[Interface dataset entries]
╔══
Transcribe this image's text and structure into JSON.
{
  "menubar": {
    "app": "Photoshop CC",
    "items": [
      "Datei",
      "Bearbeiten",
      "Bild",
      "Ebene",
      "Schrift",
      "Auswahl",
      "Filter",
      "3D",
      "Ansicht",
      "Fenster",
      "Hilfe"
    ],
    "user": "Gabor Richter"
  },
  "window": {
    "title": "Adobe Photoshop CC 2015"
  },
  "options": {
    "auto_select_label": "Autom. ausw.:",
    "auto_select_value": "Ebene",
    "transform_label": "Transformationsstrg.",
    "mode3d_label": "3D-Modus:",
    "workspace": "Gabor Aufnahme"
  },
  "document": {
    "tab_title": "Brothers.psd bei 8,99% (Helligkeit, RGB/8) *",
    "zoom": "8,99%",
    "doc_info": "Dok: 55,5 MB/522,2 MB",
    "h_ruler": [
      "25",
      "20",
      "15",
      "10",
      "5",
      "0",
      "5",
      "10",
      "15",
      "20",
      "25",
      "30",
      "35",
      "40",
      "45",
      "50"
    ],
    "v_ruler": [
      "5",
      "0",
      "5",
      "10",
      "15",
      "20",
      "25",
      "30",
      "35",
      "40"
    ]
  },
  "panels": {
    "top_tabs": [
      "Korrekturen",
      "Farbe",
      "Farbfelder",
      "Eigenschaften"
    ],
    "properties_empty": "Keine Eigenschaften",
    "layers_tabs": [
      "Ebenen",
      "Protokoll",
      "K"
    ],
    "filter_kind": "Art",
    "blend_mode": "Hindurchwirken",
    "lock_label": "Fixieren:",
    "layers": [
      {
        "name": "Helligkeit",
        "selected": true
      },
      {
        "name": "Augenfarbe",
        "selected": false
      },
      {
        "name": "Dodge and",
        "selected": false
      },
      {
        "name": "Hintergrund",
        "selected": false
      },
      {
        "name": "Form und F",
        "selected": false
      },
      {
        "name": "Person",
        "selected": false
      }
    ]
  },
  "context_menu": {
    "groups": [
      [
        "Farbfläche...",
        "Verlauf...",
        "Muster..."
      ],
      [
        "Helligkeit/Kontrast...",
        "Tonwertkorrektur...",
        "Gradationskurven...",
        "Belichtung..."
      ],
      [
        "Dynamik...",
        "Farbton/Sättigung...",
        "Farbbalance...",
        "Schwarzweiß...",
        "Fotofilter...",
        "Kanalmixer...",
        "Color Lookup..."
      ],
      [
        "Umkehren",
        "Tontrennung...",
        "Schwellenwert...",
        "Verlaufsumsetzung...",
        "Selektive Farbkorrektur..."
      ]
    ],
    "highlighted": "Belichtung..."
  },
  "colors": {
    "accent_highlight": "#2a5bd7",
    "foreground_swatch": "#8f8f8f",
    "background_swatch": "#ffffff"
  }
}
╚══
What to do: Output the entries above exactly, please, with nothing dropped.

Exercise result:
Transcribe this image's text and structure into JSON.
{
  "menubar": {
    "app": "Photoshop CC",
    "items": [
      "Datei",
      "Bearbeiten",
      "Bild",
      "Ebene",
      "Schrift",
      "Auswahl",
      "Filter",
      "3D",
      "Ansicht",
      "Fenster",
      "Hilfe"
    ],
    "user": "Gabor Richter"
  },
  "window": {
    "title": "Adobe Photoshop CC 2015"
  },
  "options": {
    "auto_select_label": "Autom. ausw.:",
    "auto_select_value": "Ebene",
    "transform_label": "Transformationsstrg.",
    "mode3d_label": "3D-Modus:",
    "workspace": "Gabor Aufnahme"
  },
  "document": {
    "tab_title": "Brothers.psd bei 8,99% (Helligkeit, RGB/8) *",
    "zoom": "8,99%",
    "doc_info": "Dok: 55,5 MB/522,2 MB",
    "h_ruler": [
      "25",
      "20",
      "15",
      "10",
      "5",
      "0",
      "5",
      "10",
      "15",
      "20",
      "25",
      "30",
      "35",
      "40",
      "45",
      "50"
    ],
    "v_ruler": [
      "5",
      "0",
      "5",
      "10",
      "15",
      "20",
      "25",
      "30",
      "35",
      "40"
    ]
  },
  "panels": {
    "top_tabs": [
      "Korrekturen",
      "Farbe",
      "Farbfelder",
      "Eigenschaften"
    ],
    "properties_empty": "Keine Eigenschaften",
    "layers_tabs": [
      "Ebenen",
      "Protokoll",
      "K"
    ],
    "filter_kind": "Art",
    "blend_mode": "Hindurchwirken",
    "lock_label": "Fixieren:",
    "layers": [
      {
        "name": "Helligkeit",
        "selected": true
      },
      {
        "name": "Augenfarbe",
        "selected": false
      },
      {
        "name": "Dodge and",
        "selected": false
      },
      {
        "name": "Hintergrund",
        "selected": false
      },
      {
        "name": "Form und F",
        "selected": false
      },
      {
        "name": "Person",
        "selected": false
      }
    ]
  },
  "context_menu": {
    "groups": [
      [
        "Farbfläche...",
        "Verlauf...",
        "Muster..."
      ],
      [
        "Helligkeit/Kontrast...",
        "Tonwertkorrektur...",
        "Gradationskurven...",
        "Belichtung..."
      ],
      [
        "Dynamik...",
        "Farbton/Sättigung...",
        "Farbbalance...",
        "Schwarzweiß...",
        "Fotofilter...",
        "Kanalmixer...",
        "Color Lookup..."
      ],
      [
        "Umkehren",
        "Tontrennung...",
        "Schwellenwert...",
        "Verlaufsumsetzung...",
        "Selektive Farbkorrektur..."
      ]
    ],
    "highlighted": "Belichtung..."
  },
  "colors": {
    "accent_highlight": "#2a5bd7",
    "foreground_swatch": "#8f8f8f",
    "background_swatch": "#ffffff"
  }
}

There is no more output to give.